Is fake news bad for your health?

17 January 2019

For as long as it has been around, the Internet has been the first port of call as a symptom checker when people are feeling unwell. Worried about an unexplained ache or pain? Anxious about your general feeling of malaise? Ask Google. But browsers frequently lead people straight to the very worst-case scenario: algorithms rank pages according to the recurrence of a keyword or how many clicks that page has got. The top-ranking sites get clicked repeatedly, and so they remain at the top of the search page, even if the diseases they suggest are rare or the information is dubious. Before you know it, you’ve convinced yourself you have just hours to live.

Self-diagnosis-by-search-engine can fuel anxiety and worry. But, in most cases, the cure will lie in an informed diagnosis made by a trusted medical professional. (Unless, of course, you’re a cyberchondriac – a term recently coined for hypochondriacs whose condition is exacerbated by access to endless online information on ailments). 

But when someone moves from self-diagnosis to self-treatment, the provenance and intent of health information online can get a whole lot murkier. 

Unverified health information has proliferated online in recent years, promoting miracle cures, dangerous diets, and alternative medical therapies – all generated without the editorial or medical oversight applied to its offline equivalent. In a high-profile recent example, Gwyneth Paltrow’s “Goop” lifestyle brand was reported to Trading Standards and the Advertising Standards Authority in the UK for promoting “potentially dangerous” advice related to “unproven” health products. This included a supplement for pregnant women containing 110 per cent of the “daily value” dose of Vitamin A; NHS and WHO advice is explicitly to avoid supplements containing Vitamin A due to risks of harm to the unborn baby. 
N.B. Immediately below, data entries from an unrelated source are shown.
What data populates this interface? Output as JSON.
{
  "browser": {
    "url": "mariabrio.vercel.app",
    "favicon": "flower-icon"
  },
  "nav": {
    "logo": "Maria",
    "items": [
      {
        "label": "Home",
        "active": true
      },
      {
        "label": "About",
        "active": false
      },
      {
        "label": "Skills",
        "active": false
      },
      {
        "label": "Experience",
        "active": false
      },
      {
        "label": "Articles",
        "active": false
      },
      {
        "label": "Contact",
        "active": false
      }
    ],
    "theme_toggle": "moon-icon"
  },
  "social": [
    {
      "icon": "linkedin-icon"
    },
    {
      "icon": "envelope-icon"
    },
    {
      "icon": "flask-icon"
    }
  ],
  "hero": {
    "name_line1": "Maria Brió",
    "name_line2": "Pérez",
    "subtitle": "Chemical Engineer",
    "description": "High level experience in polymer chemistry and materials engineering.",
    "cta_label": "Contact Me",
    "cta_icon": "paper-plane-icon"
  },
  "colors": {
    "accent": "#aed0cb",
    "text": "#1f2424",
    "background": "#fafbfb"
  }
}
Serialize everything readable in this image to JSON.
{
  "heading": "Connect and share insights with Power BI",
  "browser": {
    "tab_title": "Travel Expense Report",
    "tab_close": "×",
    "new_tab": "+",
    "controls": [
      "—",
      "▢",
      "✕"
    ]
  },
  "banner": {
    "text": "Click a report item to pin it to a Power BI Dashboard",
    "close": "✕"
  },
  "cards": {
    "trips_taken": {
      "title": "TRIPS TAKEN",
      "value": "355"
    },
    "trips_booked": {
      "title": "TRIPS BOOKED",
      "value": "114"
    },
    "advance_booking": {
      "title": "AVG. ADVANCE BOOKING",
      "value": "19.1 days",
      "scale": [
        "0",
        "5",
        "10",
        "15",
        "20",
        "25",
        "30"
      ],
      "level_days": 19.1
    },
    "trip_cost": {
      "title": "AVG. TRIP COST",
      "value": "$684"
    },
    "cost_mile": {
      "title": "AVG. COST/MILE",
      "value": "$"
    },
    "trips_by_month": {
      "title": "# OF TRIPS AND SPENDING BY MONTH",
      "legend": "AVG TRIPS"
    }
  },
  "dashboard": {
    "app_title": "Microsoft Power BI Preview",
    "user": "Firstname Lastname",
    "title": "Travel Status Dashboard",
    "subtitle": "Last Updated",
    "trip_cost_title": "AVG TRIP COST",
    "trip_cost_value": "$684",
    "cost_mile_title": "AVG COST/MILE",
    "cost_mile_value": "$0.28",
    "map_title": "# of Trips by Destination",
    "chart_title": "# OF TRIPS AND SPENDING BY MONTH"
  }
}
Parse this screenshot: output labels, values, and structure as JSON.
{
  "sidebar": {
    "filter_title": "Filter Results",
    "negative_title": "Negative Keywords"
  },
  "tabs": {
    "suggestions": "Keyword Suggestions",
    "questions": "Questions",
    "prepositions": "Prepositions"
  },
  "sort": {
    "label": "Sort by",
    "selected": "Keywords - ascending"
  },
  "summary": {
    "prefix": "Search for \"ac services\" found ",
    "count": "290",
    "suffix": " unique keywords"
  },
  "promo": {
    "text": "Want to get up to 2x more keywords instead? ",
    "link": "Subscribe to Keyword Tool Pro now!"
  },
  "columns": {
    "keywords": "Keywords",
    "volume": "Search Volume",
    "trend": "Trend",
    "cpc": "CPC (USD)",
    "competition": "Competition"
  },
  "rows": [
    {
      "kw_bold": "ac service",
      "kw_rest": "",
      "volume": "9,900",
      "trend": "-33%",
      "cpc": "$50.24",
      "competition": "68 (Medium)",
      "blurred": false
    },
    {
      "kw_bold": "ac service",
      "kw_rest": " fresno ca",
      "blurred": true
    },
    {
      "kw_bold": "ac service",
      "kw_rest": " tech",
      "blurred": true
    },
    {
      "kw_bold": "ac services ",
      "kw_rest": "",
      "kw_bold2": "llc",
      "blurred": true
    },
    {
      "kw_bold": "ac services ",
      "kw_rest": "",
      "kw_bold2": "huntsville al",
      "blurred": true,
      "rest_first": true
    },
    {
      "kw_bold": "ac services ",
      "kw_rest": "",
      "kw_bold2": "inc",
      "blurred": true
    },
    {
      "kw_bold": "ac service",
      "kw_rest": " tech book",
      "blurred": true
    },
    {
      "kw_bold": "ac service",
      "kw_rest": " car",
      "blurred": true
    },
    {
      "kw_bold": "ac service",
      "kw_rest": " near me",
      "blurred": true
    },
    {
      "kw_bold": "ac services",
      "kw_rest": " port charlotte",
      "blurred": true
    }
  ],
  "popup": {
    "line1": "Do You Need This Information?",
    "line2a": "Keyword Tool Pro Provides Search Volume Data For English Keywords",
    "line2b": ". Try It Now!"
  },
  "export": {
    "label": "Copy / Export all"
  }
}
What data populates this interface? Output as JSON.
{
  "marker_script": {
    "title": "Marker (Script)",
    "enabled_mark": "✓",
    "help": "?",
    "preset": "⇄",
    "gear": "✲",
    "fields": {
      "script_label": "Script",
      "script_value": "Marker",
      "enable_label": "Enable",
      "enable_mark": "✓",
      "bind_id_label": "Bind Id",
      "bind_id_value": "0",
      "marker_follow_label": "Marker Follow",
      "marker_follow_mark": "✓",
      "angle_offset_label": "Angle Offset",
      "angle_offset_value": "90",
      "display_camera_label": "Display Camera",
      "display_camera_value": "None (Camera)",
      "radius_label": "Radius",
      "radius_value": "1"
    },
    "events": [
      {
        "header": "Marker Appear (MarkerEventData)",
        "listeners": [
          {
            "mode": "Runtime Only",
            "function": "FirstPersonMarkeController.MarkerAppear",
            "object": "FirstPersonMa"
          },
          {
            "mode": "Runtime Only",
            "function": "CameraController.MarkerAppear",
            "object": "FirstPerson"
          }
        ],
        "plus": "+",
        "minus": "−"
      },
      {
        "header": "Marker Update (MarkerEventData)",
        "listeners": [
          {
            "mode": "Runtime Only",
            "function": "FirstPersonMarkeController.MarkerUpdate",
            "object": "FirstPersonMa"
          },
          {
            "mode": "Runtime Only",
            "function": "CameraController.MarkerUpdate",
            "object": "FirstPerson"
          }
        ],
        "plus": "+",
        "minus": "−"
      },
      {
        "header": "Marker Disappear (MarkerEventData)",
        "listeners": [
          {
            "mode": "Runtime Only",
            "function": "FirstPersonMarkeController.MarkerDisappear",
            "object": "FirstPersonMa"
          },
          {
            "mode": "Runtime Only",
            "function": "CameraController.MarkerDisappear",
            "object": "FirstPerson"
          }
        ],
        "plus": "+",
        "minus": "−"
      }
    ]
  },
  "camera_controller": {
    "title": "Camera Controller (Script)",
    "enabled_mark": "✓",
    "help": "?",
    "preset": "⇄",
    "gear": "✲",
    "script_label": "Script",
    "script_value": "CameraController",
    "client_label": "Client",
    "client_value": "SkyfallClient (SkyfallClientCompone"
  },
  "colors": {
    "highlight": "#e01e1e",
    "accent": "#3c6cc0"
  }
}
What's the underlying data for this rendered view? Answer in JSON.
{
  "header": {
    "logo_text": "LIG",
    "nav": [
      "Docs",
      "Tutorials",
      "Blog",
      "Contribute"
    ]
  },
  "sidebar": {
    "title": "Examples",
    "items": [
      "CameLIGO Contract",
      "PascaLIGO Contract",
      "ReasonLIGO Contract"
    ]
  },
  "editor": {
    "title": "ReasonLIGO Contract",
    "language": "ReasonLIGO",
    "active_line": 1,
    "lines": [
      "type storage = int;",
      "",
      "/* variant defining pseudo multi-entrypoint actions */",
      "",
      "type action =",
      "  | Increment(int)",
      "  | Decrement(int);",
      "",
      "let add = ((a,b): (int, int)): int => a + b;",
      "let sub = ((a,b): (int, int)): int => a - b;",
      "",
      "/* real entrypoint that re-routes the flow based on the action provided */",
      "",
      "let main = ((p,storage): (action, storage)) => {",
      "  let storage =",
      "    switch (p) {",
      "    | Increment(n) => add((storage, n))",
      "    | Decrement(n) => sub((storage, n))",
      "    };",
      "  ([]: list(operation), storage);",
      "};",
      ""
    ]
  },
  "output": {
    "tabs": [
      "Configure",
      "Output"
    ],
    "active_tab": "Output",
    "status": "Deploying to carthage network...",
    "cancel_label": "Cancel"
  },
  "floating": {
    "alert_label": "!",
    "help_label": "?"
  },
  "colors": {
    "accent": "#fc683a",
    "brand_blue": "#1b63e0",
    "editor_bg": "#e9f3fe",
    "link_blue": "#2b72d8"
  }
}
Even more sinister is the growing evidence that disinformation, spread by bots across popular online platforms, is being used to deliberately undermine official public health campaigns. In a recent report, the LSE’s Trust, Truth and Technology Commission  identified “irresponsibility” as one of “five giant evils” fuelling the current information crisis:

“Irresponsibility arises because power over meaning is held by organisations that lack a developed ethical code of responsibility and that exist outside clear lines of accountability and transparency.”

When online platforms fail to prevent the spread of false health information by social media bots, it can have serious consequences: “The absence of transparent standards for moderating content and signposting quality can mean the undermining of confidence in medical authorities and declining public trust in science and research. This has been visible in anti-vaccination campaigns when Google search was found to be promoting anti-vaccine misinformation. All over Europe, the anti-vaccination movement, informed via social media, is leading to a measurable decline in the rate of vaccination.”

Research from the American Public Health Association in the US has shown that exposure to negative information on vaccination leads to increased hesitancy and delay amongst parents, who are then more likely to turn to the Internet for information and less likely to trust healthcare providers and public health experts on the subject. In the UK, a recent Academy of Medical Sciences report found that only 37 per cent of the public trust evidence from medical research. Once trust has been eroded, it is very difficult for it to be restored. 

So, what can be done to address the impact of fake health news and to reduce our willingness to believe and share it? Firstly, media literacy and critical thinking need to be improved across society: equipping and empowering individuals to spot, critique and fact-check fake news – on whatever topic – when they come across it online. The BBC has some excellent practical tips on how to spot fake health stories.

Secondly, those who facilitate the spread of fake news – on whatever topic – must be held accountable. The final report from the high-profile Select Committee Inquiry on Disinformation and Fake News is likely to make far-reaching recommendations in this area, while the Law Commission has also been pondering whether, with the increasing spread of health misinformation and disinformation online, there is now a “legitimate question” whether the law relating to false claims should extend beyond traditional contexts such as “fraud, consumer protection and the administration of justice”.  

The time has long gone when a “quack”, purveying ‘dodgy’ miracle cures or unfounded health advice, was easy to spot and dismiss.  As the Law Commission put it: “false health claims might have [once] been tolerated on the basis of a broader commitment to freedom of expression. Could it now be argued that the potential harm caused by such conduct is so great that it justifies criminalisation?”

Maeve Walsh is a policy and government relations consultant and is a member of the AXA Health Tech & You Expert Group.